**TASK BRIEF:**
Please copy the entries below word for word, leaving out any image.

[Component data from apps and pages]
○ ○ ○ ○ ○ ○ ○

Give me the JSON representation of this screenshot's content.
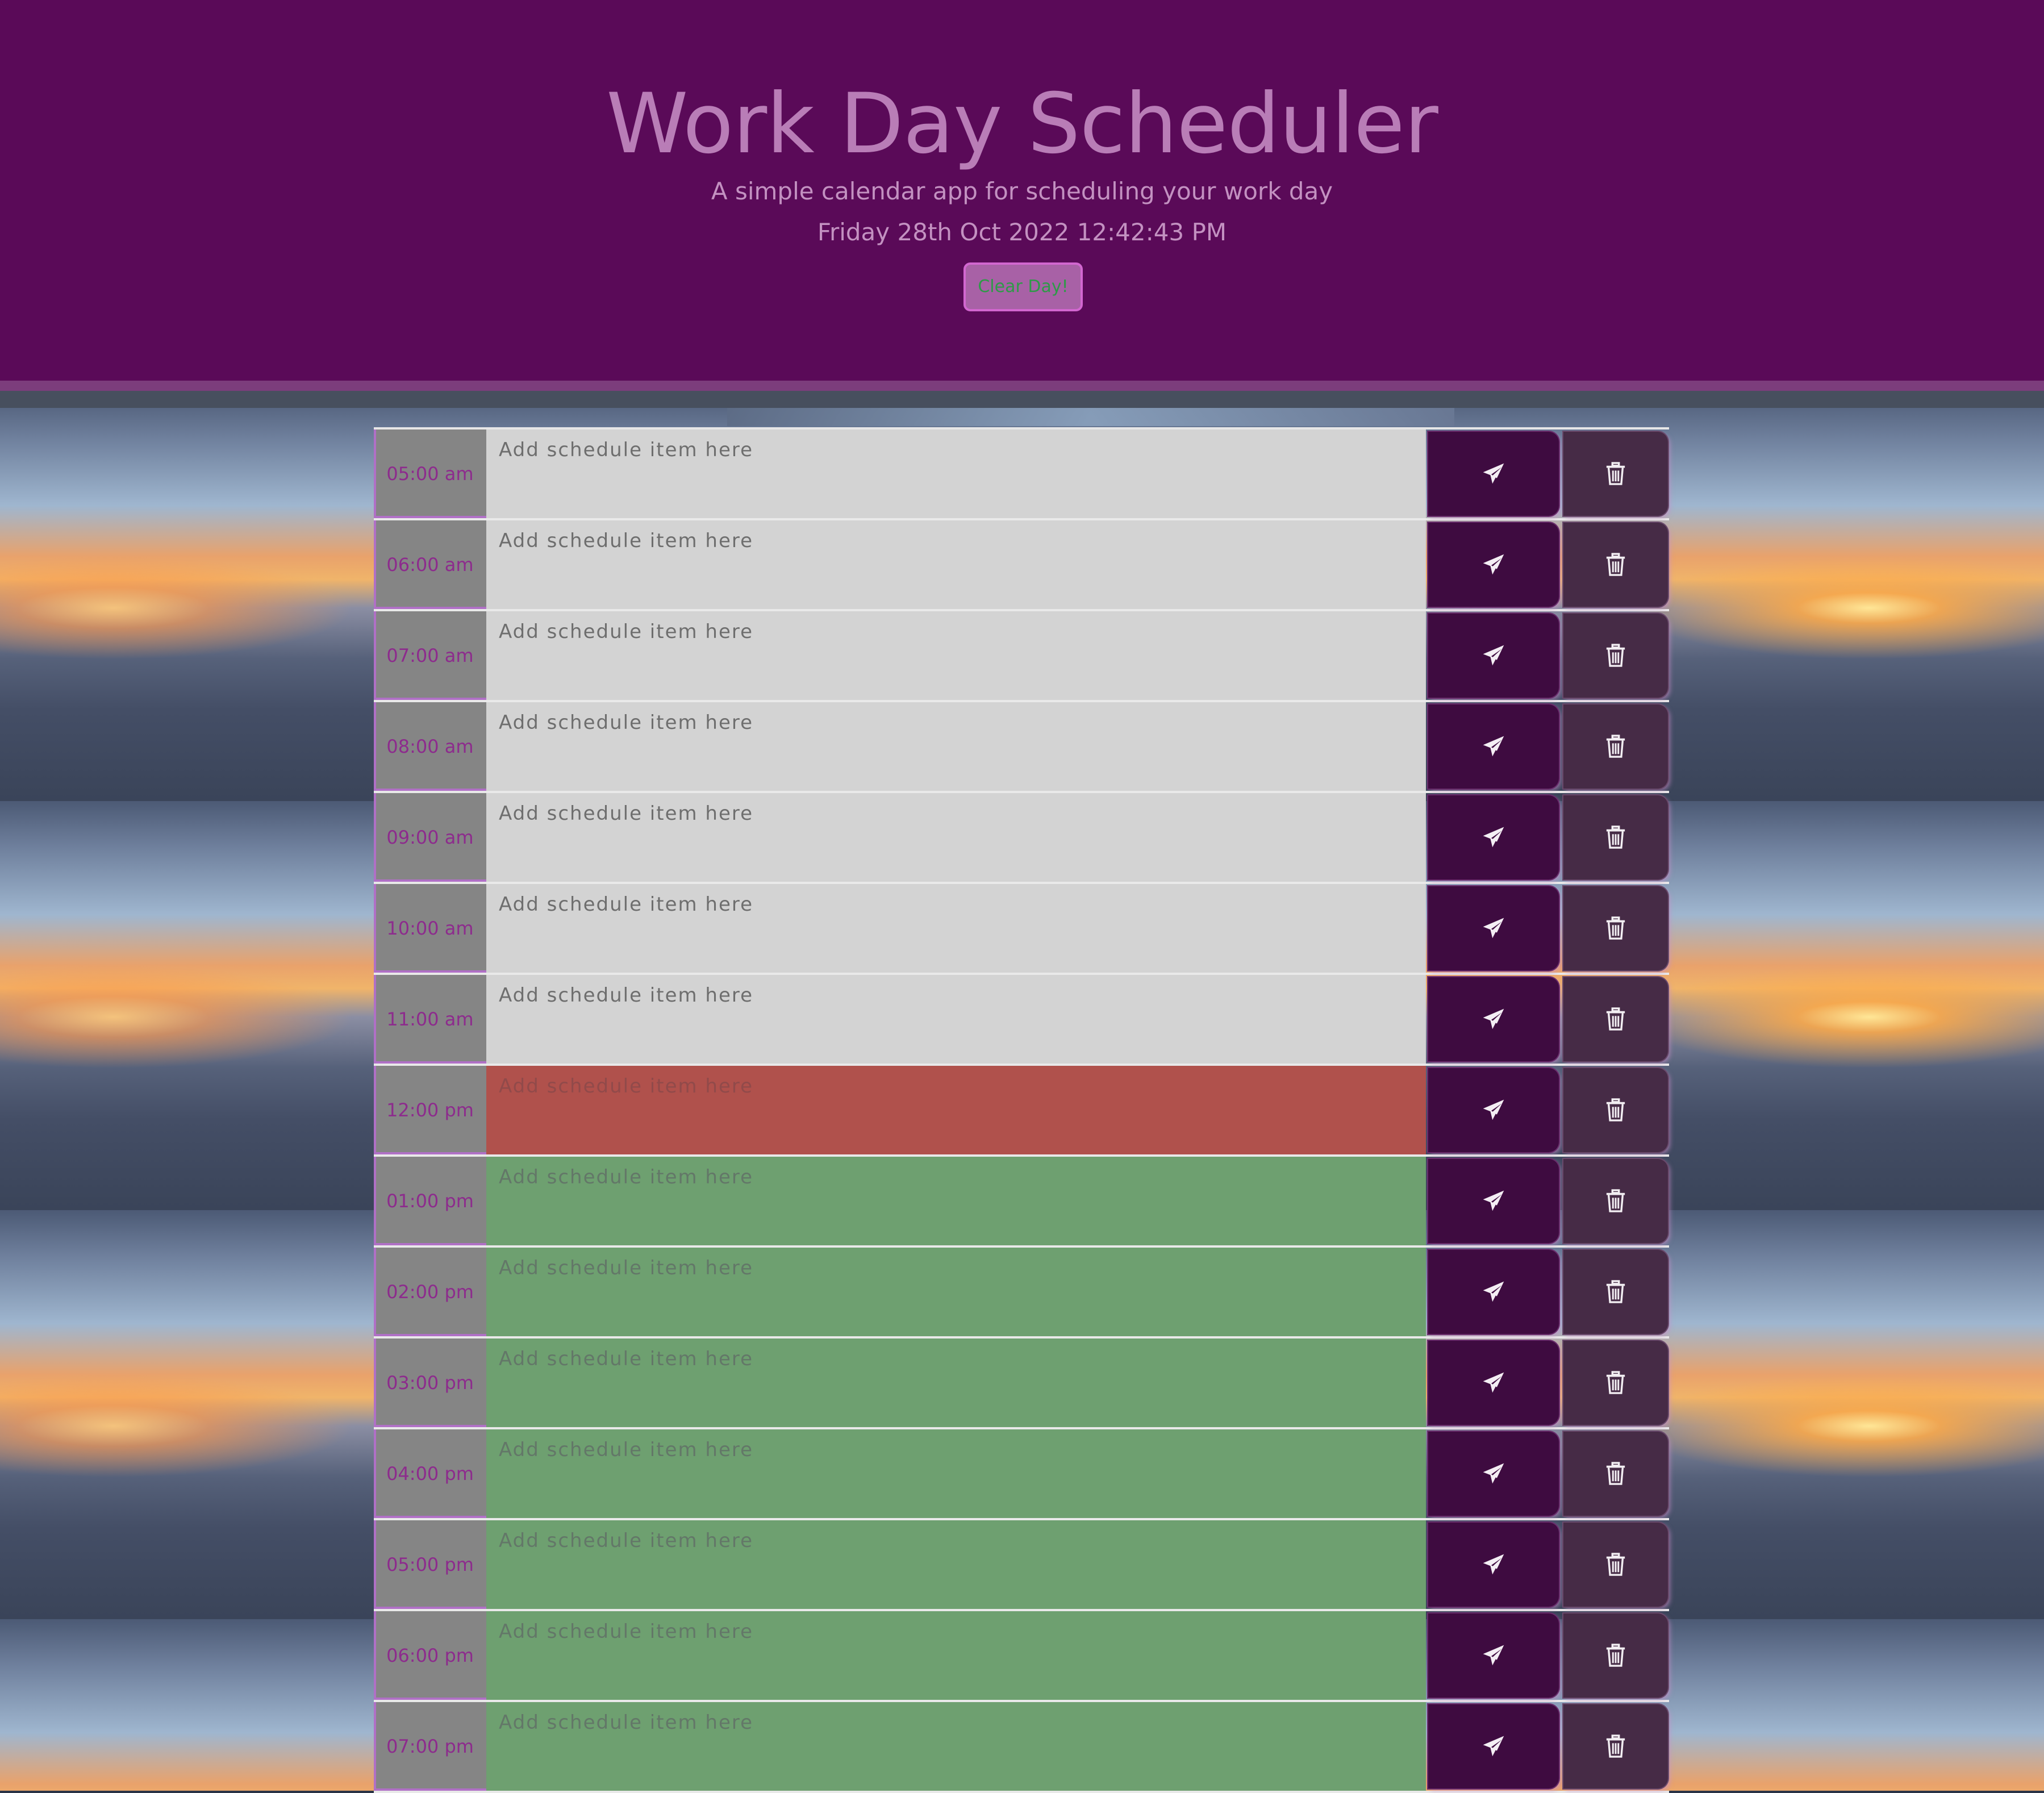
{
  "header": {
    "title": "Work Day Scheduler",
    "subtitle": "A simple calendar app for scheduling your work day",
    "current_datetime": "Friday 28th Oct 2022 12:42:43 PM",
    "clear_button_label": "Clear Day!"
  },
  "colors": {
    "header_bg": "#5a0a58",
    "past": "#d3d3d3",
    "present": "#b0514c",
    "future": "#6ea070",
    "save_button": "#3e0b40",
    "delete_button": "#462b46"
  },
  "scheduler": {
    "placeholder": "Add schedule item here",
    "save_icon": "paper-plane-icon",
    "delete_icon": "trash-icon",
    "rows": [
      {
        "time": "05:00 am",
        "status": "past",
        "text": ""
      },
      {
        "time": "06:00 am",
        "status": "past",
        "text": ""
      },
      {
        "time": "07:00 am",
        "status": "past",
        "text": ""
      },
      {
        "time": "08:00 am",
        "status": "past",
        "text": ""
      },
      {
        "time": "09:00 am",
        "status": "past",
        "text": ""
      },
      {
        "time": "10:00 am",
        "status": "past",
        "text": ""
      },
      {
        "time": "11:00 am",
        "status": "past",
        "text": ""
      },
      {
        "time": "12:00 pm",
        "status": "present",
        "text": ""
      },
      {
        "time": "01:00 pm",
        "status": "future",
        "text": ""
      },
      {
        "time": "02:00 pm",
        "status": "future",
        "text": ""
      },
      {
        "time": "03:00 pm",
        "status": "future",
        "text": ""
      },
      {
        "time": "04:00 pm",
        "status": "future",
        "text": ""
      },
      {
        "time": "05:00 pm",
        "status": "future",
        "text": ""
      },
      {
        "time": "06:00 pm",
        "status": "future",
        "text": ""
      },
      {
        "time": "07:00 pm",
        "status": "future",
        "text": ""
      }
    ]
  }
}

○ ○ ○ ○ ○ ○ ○

**RESPONSE TO THIS TASK:**
Give me the JSON representation of this screenshot's content.
{
  "header": {
    "title": "Work Day Scheduler",
    "subtitle": "A simple calendar app for scheduling your work day",
    "current_datetime": "Friday 28th Oct 2022 12:42:43 PM",
    "clear_button_label": "Clear Day!"
  },
  "colors": {
    "header_bg": "#5a0a58",
    "past": "#d3d3d3",
    "present": "#b0514c",
    "future": "#6ea070",
    "save_button": "#3e0b40",
    "delete_button": "#462b46"
  },
  "scheduler": {
    "placeholder": "Add schedule item here",
    "save_icon": "paper-plane-icon",
    "delete_icon": "trash-icon",
    "rows": [
      {
        "time": "05:00 am",
        "status": "past",
        "text": ""
      },
      {
        "time": "06:00 am",
        "status": "past",
        "text": ""
      },
      {
        "time": "07:00 am",
        "status": "past",
        "text": ""
      },
      {
        "time": "08:00 am",
        "status": "past",
        "text": ""
      },
      {
        "time": "09:00 am",
        "status": "past",
        "text": ""
      },
      {
        "time": "10:00 am",
        "status": "past",
        "text": ""
      },
      {
        "time": "11:00 am",
        "status": "past",
        "text": ""
      },
      {
        "time": "12:00 pm",
        "status": "present",
        "text": ""
      },
      {
        "time": "01:00 pm",
        "status": "future",
        "text": ""
      },
      {
        "time": "02:00 pm",
        "status": "future",
        "text": ""
      },
      {
        "time": "03:00 pm",
        "status": "future",
        "text": ""
      },
      {
        "time": "04:00 pm",
        "status": "future",
        "text": ""
      },
      {
        "time": "05:00 pm",
        "status": "future",
        "text": ""
      },
      {
        "time": "06:00 pm",
        "status": "future",
        "text": ""
      },
      {
        "time": "07:00 pm",
        "status": "future",
        "text": ""
      }
    ]
  }
}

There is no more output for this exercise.